The corrections given here are based on atmospheric height/temperature and height/pressure relations given by P.N. Tverskoi ("Physics of the Atmosphere", [translated from Russian] pub. Israel Program for Scientific Translations for NASA and NSF, 1965, p.57). The atmospheric data taken from this source are reproduced below in the original units (km, degrees K, and mm) and in converted units (feet, degrees C, and millibars).
Temperature and Pressure of The Atmosphere (from Tverskoi, 1965)
km °K mm feet °C mbars
0 294 757.0 0 21 1070.0
2 278 598.0 6562 5 845.3
4 261 466.0 13123 -12 658.7
6 247 358.0 19685 -26 506.0
8 233 270.0 26247 -40 381.6
10 220 201.0 32808 -53 284.1
12 217 149.0 39370 -56 210.6
16 215 79.0 52493 -58 111.7
20 216 41.9 65617 -57 59.2
|Atmospheric Refraction Correction Table
Observers Height Above MSL vs. Unrefracted Altitude Above Horizon
Corrections in Arc-Minutes Toward the Zenith
HEIGH TEMP PRESS ------ OBJECT ALTITUDE ABOVE HORIZON IN DEGREES -------
HEIGH TEMP PRESS --- OBJECT ALTITUDE ABOVE HORIZON IN DEGREES -----
The temperatures and pressures assumed for the tracks, at the tabulated elevations, were obtained from a cubicle spline fit to these profiles.
The degree of refraction, as a function of zenith distance, was computed as the ratio of two truncated power series parameterized by the pressure and temperature at a given elevation. (See the 1987 Astronomical Almanac, page B62). This was compared to the degree of refraction at sea level, to derive an effective refractive index for the airpath. From this, the observers effective elevation was derived (see Chauvenet, Vol. 1, p. 516).
The centerline tracks for the 03 October 1986 eclipse, for the tabulated elevations above mean sea level (38000, 40000 and 42000 feet), are depicted on the accompanying orthographic projection map. The leftmost of the three roughly parallel curves is the centerline at 42000 feet, the center curve corresponds to an elevation of 40000 feet and the rightmost 38000 feet.
The centerlines run, in Universal Time, from 18h55m to 19hl6m. This completely covers the path of totality, but includes only a short segment of the path of annularity at the ends of the curves.
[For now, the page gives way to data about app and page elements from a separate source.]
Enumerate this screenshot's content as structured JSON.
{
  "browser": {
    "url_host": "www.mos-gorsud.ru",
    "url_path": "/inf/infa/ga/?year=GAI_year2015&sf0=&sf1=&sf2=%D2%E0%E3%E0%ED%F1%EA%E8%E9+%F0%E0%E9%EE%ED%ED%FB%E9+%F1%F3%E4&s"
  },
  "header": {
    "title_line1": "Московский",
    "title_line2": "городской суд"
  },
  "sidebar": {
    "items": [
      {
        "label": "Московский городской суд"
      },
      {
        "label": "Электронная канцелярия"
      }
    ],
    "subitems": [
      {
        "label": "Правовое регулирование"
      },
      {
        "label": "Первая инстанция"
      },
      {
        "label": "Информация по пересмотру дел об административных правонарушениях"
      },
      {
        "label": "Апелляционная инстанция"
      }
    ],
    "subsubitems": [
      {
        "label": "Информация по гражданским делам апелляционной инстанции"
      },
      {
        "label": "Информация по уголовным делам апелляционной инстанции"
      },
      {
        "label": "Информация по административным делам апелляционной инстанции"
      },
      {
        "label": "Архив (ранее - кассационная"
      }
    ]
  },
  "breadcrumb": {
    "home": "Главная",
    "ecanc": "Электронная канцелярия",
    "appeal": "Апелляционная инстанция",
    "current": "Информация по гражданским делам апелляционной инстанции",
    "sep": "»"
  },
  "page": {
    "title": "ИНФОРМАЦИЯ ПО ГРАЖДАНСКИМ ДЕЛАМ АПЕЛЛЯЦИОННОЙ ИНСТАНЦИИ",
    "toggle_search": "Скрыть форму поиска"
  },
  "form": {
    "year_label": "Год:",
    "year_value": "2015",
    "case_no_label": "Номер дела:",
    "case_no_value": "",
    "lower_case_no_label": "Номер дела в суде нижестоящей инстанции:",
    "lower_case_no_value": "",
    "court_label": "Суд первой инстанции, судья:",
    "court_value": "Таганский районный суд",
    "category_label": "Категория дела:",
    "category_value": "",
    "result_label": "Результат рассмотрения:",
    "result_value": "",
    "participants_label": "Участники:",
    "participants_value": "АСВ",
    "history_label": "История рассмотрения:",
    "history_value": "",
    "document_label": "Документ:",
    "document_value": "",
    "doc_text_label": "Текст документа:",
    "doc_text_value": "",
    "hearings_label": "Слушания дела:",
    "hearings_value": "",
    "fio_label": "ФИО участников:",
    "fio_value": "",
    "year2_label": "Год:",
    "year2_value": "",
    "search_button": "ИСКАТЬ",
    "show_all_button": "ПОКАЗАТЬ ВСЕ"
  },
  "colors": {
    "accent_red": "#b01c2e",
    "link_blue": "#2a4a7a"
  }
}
Time tics for each minute of Universal Time are shown on the map.
The coordinates of the points plotted on the eclipse map are taken
the tabulated centerline data.
Correcting for both the aircraft altitude, and atmospheric refraction at 3 different altitudes, the centerline tracks for 18:55UT- 19:16-UT were as follows:
Or, in a bit more detail, with a change in altitude of 12,000 feet
path shifts, even at maximum eclipse, by more than its width.
For this eclipse it was CRITICAL to be centrally located within the limb-corrected shadow.
Alan Fiala (USNO) kindly provided us with a prediction of the limb
profile for 19:06 and 19:07 U.T. from sea level. As can be
the topocentric prediction indicated incomplete photospheric
Compare the morphology of the limb features in this prediction with the photograph above taken at 19:05:19 UT. Though our mid-eclipse intercept was 40 seconds earlier than the time of first limb prediction, the topocentric librational differences are insignificant. Looks like within the systematic uncertainties, we nailed it.
And, What Did The Icelandic Newspaper, the MORGUNBLADID, have to say about this?
Well, if you can read THIS let me